It was customized for Microsoft in less than 24 months from the original contract.
"Working with IBM gave us the flexibility to design a processor to give game developers the kind of targeted power they need to make great games," said Todd Holmdahl, Microsoft vice president of Xbox hardware.
The original Xbox, released in the fall of 2001, used an Intel Corp. 733-megahertz Pentium III microprocessor. In 2003, Microsoft decided to switch to a different vendor for the next-generation system. The company best known for its market-dominating Windows operating system instead turned to IBM — the same company Sony worked with to jointly develop the upcoming PlayStation 3's Cell microprocessor.
But the Cell processor, which is expected to be deployed in devices beyond the PlayStation, is fundamentally different from the Xbox chip, said Ilan Spillinger, director of the IBM Design Center for Xbox 360. "We took a general purpose core ... and we implemented a few more instructions that were key for them to accomplish the performance (Microsoft) was looking for," he said.
IBM also incorporated high-speed connection between the microprocessor and the Xbox's graphics processor developed by ATI Technologies Inc. The graphics hardware can read directly from what's stored on the primary processor's onboard memory.

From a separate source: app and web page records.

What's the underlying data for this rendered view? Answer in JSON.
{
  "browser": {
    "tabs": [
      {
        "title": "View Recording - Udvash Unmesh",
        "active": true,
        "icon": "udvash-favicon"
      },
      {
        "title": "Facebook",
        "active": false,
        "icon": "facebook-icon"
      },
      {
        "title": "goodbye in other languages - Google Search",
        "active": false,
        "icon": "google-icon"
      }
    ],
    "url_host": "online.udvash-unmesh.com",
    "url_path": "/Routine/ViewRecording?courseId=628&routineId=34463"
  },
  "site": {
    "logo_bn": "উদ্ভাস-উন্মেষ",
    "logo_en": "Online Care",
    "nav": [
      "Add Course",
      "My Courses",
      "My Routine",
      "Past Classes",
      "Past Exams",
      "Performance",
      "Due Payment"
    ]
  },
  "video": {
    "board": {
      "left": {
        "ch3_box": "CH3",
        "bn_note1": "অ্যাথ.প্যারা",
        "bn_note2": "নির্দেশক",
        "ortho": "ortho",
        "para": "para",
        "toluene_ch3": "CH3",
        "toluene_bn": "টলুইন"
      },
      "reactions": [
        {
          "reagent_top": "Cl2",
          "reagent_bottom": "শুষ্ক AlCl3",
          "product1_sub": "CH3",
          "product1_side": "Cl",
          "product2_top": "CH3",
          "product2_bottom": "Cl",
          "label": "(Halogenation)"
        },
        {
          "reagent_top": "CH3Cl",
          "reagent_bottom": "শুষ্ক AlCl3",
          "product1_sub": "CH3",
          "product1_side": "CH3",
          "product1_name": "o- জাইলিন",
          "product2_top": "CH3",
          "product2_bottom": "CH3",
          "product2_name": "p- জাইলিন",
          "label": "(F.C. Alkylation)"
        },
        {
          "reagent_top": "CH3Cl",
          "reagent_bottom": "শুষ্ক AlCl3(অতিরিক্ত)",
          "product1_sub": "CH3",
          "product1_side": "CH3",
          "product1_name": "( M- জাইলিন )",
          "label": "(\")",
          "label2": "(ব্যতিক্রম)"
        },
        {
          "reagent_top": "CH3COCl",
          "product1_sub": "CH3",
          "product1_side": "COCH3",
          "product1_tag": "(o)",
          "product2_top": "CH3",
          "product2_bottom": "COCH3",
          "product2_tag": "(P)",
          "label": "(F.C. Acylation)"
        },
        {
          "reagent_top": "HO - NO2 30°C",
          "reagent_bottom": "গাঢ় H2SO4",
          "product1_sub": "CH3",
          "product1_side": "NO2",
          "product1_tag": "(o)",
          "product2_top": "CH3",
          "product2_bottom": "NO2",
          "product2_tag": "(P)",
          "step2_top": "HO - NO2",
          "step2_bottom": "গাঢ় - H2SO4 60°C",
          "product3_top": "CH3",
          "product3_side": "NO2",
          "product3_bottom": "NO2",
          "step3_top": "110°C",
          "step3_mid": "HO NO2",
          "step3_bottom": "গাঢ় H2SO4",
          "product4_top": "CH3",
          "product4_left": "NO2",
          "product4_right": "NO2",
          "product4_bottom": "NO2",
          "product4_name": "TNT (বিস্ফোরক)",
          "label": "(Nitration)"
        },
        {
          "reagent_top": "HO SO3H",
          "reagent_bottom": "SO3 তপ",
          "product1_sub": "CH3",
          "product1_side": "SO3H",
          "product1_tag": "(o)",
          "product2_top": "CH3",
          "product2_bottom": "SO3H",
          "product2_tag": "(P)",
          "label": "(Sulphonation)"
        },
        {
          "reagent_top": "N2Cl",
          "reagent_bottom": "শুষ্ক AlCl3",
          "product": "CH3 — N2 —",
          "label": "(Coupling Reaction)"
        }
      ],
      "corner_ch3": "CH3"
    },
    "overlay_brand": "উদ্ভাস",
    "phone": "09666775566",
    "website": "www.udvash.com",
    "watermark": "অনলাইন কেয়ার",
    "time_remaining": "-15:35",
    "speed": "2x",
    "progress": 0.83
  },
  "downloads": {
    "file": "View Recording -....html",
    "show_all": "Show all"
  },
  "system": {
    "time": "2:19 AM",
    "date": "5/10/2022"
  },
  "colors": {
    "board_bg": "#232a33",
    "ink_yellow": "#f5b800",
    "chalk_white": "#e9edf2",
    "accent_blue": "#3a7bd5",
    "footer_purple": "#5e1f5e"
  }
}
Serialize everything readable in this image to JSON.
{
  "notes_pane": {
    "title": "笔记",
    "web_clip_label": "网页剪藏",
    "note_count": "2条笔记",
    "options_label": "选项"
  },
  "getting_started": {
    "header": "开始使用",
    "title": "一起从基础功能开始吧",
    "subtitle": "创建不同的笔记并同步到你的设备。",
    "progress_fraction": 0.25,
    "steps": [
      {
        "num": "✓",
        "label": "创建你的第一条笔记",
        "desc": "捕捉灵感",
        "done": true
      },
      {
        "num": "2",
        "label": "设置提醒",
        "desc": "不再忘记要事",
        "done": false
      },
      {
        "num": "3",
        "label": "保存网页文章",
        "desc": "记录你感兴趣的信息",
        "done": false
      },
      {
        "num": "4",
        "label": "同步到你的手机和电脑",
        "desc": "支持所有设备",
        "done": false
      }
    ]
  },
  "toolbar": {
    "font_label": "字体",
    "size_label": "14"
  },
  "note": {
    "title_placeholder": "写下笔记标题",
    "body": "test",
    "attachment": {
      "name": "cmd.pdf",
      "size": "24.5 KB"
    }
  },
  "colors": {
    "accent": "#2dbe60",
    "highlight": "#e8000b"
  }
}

IBM will discuss the new custom chip Tuesday at the Fall Processor Forum, which is being held this week in San Jose.
The Xbox 360 is slated to be launched in North America on Nov. 22, and the top model is expected to retail for $399.99. A scaled-back version — without a hard drive, wireless controller and other features — will cost $100 less.